**GIVEN RECORDS**:

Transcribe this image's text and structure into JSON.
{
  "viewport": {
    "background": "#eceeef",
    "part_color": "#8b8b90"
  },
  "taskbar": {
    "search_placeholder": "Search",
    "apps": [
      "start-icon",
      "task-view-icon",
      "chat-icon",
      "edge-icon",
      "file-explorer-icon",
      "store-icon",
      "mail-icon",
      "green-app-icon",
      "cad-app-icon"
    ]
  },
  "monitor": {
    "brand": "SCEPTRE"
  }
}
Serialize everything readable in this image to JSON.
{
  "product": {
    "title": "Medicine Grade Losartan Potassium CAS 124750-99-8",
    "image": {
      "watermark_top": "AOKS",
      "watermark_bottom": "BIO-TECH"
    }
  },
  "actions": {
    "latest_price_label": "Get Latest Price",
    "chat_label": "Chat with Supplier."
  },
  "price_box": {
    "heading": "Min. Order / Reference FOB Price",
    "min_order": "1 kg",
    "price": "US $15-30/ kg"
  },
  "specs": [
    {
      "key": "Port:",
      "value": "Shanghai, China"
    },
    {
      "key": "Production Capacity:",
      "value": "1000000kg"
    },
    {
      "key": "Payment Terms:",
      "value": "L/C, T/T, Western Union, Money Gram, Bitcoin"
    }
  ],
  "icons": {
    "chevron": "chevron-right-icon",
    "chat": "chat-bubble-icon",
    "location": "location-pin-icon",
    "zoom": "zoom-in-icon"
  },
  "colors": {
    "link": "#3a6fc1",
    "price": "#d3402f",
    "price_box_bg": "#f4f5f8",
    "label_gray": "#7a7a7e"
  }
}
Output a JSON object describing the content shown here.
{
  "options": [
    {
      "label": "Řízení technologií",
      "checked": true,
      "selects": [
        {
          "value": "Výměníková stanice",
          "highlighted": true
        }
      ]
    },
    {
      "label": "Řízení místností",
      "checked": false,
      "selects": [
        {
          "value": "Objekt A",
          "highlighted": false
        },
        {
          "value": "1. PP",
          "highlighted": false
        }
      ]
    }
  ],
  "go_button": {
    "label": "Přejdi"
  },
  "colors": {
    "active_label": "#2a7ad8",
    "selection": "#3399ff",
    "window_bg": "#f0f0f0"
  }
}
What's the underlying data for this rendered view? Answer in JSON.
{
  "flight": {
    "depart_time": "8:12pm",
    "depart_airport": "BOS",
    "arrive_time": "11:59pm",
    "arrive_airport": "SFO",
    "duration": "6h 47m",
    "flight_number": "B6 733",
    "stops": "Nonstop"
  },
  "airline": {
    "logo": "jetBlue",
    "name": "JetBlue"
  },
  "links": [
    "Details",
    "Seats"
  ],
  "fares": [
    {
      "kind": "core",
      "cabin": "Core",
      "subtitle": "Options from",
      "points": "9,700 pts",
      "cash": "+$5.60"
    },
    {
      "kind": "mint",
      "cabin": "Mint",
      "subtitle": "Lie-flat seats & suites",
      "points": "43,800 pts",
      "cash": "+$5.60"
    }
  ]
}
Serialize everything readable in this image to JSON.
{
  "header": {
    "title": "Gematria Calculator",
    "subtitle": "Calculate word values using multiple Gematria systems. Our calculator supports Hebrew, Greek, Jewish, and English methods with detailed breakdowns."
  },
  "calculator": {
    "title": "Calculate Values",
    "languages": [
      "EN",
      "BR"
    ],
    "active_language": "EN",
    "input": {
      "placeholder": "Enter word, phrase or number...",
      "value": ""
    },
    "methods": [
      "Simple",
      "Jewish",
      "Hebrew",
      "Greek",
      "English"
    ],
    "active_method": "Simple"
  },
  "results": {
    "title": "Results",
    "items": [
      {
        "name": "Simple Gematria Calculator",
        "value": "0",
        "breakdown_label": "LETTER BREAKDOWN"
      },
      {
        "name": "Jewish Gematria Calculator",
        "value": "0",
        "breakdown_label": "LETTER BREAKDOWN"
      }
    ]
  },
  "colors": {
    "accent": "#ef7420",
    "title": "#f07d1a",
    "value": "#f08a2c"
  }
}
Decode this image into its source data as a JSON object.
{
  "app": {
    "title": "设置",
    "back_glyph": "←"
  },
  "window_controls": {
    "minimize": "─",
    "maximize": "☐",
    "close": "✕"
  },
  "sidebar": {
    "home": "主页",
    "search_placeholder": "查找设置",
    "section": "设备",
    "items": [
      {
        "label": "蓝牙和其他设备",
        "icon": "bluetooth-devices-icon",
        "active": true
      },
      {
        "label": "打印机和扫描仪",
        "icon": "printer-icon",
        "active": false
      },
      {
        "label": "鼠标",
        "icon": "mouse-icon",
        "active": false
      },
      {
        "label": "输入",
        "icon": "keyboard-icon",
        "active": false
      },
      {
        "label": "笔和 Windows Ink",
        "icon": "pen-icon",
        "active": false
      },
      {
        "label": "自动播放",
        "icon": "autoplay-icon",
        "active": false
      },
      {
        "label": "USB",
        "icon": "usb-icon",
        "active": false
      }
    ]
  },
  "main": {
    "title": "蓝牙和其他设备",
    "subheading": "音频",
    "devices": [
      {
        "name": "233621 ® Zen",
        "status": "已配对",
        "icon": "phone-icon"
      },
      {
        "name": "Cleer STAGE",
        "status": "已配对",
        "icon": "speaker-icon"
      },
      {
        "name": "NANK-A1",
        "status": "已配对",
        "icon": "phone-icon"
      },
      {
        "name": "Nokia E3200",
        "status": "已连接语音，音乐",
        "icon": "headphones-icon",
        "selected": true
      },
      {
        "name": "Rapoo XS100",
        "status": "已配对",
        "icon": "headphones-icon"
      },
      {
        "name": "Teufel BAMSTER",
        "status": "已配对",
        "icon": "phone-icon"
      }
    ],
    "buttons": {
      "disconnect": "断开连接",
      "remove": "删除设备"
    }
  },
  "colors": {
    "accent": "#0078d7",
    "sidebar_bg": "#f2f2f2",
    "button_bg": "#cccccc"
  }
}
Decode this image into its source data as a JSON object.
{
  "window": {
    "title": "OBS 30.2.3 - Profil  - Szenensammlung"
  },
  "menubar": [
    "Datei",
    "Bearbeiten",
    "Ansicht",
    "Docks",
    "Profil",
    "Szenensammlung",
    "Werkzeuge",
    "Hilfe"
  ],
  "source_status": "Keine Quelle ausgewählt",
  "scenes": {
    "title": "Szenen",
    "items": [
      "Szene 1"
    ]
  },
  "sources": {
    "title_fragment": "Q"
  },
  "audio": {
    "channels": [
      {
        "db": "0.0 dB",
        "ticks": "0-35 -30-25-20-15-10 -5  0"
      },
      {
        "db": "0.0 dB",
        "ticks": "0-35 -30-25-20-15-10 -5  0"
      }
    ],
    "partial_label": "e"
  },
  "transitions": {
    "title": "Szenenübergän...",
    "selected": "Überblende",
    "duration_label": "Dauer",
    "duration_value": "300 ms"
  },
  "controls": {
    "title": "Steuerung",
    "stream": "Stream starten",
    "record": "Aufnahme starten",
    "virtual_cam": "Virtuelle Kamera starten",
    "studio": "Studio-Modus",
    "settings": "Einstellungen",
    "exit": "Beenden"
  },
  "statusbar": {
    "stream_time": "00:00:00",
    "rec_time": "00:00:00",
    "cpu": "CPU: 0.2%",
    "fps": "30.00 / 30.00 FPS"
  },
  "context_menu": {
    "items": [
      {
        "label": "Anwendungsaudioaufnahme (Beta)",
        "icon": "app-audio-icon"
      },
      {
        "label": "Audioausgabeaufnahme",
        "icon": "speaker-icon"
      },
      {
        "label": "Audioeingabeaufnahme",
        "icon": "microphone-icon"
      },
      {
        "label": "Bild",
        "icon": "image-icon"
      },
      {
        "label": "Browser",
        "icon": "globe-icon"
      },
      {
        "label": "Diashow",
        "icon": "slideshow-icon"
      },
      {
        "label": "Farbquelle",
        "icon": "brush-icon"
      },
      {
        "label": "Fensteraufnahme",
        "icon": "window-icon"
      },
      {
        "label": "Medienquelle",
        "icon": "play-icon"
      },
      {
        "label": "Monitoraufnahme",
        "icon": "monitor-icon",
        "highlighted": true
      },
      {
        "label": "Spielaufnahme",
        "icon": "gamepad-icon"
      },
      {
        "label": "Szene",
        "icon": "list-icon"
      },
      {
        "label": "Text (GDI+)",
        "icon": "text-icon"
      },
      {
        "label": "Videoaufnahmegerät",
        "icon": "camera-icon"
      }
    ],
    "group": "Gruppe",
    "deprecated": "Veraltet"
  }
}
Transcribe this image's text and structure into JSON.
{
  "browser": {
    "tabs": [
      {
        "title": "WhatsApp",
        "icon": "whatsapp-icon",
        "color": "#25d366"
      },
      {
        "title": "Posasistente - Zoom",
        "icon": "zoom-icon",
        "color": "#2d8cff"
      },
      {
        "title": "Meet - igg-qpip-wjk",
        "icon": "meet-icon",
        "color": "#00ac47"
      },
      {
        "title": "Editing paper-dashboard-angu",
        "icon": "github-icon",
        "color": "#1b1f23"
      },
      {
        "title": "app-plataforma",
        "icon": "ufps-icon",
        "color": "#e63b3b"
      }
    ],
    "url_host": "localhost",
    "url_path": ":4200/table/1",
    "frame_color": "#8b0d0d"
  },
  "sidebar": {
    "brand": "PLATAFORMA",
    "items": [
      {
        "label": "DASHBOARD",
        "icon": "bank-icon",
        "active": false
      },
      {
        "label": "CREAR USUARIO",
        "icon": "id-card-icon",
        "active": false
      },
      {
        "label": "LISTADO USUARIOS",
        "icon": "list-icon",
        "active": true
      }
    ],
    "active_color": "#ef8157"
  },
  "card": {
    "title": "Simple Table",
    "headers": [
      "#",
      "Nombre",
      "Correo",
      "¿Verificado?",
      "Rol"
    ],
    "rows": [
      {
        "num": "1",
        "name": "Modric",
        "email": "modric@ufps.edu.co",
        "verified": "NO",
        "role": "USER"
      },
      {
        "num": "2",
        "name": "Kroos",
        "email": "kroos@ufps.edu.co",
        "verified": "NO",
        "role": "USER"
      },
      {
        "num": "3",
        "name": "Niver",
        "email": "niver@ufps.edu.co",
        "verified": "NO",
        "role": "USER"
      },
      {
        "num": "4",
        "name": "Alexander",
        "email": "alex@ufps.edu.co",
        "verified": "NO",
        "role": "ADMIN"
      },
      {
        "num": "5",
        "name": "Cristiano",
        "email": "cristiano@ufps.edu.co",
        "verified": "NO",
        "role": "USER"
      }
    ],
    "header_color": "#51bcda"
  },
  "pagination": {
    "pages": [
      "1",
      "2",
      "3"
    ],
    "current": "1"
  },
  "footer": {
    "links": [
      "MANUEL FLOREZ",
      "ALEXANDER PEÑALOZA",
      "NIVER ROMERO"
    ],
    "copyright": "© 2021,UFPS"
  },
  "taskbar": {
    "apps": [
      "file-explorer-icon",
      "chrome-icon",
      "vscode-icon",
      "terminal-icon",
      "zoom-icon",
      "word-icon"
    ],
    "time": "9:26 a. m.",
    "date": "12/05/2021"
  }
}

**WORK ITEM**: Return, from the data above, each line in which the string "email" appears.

**EXERCISE OUTPUT**:
        "email": "modric@ufps.edu.co",
        "email": "kroos@ufps.edu.co",
        "email": "niver@ufps.edu.co",
        "email": "alex@ufps.edu.co",
        "email": "cristiano@ufps.edu.co",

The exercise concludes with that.